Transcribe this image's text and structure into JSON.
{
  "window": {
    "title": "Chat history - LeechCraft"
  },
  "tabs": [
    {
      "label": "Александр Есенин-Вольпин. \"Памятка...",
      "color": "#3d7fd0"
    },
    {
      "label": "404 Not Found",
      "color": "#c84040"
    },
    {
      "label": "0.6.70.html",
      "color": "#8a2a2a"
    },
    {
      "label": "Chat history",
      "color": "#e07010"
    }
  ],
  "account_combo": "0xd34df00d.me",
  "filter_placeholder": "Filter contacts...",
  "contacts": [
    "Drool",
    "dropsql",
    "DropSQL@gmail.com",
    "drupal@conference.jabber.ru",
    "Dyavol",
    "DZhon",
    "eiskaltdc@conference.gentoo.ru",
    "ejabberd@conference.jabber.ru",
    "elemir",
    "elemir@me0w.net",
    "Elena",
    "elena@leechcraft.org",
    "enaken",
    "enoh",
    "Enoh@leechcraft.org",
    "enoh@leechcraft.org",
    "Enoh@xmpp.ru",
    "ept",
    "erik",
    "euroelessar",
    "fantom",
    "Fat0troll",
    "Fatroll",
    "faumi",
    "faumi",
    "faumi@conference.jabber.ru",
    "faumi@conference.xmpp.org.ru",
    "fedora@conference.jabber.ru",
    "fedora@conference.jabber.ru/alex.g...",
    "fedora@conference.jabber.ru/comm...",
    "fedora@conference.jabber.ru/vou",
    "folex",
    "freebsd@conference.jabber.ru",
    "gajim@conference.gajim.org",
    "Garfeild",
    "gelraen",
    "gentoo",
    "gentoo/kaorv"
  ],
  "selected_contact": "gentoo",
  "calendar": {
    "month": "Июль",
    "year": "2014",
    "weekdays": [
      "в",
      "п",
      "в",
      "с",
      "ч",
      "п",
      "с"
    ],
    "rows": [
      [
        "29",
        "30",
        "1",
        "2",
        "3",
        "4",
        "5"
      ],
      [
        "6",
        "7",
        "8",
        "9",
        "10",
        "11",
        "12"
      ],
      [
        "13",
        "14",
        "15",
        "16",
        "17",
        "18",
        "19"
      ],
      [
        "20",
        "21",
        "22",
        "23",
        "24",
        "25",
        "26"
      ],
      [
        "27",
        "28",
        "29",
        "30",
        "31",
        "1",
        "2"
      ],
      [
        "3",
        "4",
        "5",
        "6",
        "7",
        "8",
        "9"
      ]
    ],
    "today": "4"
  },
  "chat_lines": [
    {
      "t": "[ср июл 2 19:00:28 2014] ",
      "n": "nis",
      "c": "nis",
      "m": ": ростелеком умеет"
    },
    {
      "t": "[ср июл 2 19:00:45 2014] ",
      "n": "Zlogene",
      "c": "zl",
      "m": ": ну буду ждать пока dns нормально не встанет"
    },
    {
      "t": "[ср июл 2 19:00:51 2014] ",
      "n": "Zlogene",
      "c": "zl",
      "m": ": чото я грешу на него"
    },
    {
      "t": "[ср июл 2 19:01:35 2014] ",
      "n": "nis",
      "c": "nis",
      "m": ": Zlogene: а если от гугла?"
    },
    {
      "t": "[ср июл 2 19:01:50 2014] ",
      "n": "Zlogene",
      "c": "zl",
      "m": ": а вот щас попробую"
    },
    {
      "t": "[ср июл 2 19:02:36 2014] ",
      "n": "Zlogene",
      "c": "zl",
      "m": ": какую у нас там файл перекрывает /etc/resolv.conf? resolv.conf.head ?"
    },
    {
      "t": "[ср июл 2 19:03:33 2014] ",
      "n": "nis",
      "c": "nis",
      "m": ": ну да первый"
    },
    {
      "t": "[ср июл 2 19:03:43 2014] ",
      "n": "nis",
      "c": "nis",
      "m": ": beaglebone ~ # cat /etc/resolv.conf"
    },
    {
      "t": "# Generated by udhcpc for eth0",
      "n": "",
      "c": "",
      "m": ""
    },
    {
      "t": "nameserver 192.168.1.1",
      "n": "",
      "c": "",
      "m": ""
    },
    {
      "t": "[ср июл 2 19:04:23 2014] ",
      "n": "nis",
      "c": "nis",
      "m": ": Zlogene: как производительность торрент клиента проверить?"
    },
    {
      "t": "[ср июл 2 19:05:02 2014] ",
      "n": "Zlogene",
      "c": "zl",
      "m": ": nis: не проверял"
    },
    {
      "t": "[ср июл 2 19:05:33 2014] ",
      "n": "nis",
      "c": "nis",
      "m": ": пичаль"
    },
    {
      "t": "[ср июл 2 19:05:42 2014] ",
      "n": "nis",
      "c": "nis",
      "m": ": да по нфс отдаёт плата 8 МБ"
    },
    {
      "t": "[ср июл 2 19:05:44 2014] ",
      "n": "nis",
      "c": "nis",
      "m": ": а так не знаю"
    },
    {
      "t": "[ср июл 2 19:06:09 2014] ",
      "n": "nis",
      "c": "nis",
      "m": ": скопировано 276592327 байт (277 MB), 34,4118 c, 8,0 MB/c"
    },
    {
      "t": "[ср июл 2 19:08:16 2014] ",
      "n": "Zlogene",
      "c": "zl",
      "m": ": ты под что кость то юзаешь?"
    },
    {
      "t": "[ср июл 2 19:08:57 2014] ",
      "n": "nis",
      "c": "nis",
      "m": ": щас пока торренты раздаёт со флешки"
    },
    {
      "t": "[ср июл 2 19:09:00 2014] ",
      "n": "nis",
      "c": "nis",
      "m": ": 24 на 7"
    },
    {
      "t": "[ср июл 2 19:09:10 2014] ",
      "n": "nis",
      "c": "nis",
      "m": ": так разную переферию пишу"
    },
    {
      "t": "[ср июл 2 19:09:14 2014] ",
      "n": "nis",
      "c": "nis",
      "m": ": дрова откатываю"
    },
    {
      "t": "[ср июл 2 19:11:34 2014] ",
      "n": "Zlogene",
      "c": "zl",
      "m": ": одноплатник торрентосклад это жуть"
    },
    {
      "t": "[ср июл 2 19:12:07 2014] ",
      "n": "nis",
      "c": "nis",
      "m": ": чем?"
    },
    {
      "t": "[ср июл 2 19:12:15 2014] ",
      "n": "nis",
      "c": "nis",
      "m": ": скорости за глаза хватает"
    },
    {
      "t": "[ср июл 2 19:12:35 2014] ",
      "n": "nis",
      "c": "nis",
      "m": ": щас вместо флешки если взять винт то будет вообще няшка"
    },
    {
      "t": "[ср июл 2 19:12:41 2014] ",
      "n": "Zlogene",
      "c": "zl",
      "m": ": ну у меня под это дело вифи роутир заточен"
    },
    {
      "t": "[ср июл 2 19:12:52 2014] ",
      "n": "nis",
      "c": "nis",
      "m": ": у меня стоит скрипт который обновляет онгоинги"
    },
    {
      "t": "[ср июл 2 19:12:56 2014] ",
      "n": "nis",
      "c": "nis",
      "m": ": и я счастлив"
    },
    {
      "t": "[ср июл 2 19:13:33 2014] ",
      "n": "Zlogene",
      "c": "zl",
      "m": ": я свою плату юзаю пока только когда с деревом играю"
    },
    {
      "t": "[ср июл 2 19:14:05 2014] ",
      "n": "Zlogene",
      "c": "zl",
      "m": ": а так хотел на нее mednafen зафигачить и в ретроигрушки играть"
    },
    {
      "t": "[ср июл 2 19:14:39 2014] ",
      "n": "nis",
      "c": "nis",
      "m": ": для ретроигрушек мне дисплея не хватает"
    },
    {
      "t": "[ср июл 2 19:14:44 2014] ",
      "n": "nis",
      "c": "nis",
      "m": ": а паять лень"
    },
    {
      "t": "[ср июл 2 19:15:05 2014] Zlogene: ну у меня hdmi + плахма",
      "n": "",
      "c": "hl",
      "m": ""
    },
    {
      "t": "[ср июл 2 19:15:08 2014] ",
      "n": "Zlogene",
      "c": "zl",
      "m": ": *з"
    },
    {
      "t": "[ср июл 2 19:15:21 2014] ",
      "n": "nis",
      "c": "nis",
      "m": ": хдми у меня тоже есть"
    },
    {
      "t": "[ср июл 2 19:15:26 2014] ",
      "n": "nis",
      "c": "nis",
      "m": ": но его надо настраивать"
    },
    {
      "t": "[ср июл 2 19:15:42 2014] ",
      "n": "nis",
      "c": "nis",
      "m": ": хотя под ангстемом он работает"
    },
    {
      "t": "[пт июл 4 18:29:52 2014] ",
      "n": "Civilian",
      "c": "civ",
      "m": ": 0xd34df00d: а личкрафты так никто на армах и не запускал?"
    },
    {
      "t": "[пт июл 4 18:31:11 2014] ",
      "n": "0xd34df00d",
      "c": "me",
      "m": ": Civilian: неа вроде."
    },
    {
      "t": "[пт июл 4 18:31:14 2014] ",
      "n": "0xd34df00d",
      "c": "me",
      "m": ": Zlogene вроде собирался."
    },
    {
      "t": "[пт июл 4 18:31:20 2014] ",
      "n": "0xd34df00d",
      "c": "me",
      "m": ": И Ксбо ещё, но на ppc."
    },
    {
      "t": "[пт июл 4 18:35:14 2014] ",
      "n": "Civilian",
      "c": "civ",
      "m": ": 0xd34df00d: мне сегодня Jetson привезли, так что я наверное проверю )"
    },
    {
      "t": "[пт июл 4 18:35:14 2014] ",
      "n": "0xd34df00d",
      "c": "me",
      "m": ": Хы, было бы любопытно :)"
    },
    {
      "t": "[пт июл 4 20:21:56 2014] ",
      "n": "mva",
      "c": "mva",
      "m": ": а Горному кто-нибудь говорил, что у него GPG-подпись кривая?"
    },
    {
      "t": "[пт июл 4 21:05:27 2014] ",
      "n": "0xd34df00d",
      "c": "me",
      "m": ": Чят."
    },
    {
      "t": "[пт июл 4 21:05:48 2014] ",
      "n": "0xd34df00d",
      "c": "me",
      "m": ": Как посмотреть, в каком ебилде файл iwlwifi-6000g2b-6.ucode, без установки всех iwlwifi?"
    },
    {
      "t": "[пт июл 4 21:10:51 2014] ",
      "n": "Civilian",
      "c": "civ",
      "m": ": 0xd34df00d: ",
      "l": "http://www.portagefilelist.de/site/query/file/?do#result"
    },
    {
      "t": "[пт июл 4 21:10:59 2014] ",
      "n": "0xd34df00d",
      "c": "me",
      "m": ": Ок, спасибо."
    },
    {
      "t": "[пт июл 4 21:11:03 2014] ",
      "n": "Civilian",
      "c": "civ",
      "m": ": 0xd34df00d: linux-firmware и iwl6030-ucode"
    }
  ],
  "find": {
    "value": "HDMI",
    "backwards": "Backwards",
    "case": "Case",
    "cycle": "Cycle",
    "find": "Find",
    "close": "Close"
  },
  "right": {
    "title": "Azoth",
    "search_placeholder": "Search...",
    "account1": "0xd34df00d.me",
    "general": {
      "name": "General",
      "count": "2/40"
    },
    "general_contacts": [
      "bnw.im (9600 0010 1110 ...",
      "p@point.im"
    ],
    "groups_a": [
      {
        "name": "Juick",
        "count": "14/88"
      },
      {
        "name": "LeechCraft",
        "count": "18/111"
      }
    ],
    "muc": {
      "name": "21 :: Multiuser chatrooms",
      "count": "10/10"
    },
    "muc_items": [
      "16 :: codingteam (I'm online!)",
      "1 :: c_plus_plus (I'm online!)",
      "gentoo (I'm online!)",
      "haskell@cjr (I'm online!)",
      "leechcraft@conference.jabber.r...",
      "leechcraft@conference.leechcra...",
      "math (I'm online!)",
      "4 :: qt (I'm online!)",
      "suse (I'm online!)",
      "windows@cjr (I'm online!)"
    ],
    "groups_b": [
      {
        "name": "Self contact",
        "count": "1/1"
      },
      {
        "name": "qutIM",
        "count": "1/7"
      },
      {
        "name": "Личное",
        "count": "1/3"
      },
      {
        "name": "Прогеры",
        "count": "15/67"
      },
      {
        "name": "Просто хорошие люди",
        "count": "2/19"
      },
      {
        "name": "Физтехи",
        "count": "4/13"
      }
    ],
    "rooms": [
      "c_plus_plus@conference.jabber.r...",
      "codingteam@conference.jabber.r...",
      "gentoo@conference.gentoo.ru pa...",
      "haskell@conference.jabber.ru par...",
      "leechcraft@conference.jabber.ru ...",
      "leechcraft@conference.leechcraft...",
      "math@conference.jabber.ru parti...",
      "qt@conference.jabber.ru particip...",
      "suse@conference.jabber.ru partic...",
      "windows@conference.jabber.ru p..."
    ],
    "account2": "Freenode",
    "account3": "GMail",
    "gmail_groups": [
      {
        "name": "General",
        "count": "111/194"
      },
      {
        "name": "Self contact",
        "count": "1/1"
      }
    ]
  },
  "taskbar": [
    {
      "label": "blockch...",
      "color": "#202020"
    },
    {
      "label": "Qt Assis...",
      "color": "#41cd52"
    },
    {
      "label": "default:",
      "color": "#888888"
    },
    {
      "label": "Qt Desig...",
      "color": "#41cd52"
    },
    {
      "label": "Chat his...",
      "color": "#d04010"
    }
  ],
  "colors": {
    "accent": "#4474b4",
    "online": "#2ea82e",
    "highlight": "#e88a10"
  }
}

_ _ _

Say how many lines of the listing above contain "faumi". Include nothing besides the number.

4